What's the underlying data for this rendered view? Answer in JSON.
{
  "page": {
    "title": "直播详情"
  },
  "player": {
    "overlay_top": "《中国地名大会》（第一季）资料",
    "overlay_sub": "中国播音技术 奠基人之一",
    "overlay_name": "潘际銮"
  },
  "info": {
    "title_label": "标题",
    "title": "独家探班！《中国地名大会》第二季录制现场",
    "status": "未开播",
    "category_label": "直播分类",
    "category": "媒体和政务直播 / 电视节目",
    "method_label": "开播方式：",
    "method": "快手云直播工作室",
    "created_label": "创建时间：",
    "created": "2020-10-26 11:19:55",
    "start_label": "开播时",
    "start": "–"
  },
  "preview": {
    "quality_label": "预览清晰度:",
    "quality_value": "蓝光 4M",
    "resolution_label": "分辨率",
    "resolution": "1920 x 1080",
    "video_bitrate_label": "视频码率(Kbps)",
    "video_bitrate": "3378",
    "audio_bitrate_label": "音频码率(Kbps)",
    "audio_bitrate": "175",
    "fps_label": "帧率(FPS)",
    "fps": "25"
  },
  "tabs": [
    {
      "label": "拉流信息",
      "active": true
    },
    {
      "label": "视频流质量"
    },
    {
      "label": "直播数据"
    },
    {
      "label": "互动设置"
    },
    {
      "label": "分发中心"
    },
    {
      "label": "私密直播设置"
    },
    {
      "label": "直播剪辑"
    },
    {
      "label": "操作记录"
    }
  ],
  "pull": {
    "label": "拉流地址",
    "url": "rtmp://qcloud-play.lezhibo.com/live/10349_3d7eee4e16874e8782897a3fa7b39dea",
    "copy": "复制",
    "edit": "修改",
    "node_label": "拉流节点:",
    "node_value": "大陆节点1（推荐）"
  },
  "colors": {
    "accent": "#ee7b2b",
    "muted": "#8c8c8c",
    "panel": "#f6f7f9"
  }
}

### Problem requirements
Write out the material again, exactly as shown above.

### Answer to this task
What's the underlying data for this rendered view? Answer in JSON.
{
  "page": {
    "title": "直播详情"
  },
  "player": {
    "overlay_top": "《中国地名大会》（第一季）资料",
    "overlay_sub": "中国播音技术 奠基人之一",
    "overlay_name": "潘际銮"
  },
  "info": {
    "title_label": "标题",
    "title": "独家探班！《中国地名大会》第二季录制现场",
    "status": "未开播",
    "category_label": "直播分类",
    "category": "媒体和政务直播 / 电视节目",
    "method_label": "开播方式：",
    "method": "快手云直播工作室",
    "created_label": "创建时间：",
    "created": "2020-10-26 11:19:55",
    "start_label": "开播时",
    "start": "–"
  },
  "preview": {
    "quality_label": "预览清晰度:",
    "quality_value": "蓝光 4M",
    "resolution_label": "分辨率",
    "resolution": "1920 x 1080",
    "video_bitrate_label": "视频码率(Kbps)",
    "video_bitrate": "3378",
    "audio_bitrate_label": "音频码率(Kbps)",
    "audio_bitrate": "175",
    "fps_label": "帧率(FPS)",
    "fps": "25"
  },
  "tabs": [
    {
      "label": "拉流信息",
      "active": true
    },
    {
      "label": "视频流质量"
    },
    {
      "label": "直播数据"
    },
    {
      "label": "互动设置"
    },
    {
      "label": "分发中心"
    },
    {
      "label": "私密直播设置"
    },
    {
      "label": "直播剪辑"
    },
    {
      "label": "操作记录"
    }
  ],
  "pull": {
    "label": "拉流地址",
    "url": "rtmp://qcloud-play.lezhibo.com/live/10349_3d7eee4e16874e8782897a3fa7b39dea",
    "copy": "复制",
    "edit": "修改",
    "node_label": "拉流节点:",
    "node_value": "大陆节点1（推荐）"
  },
  "colors": {
    "accent": "#ee7b2b",
    "muted": "#8c8c8c",
    "panel": "#f6f7f9"
  }
}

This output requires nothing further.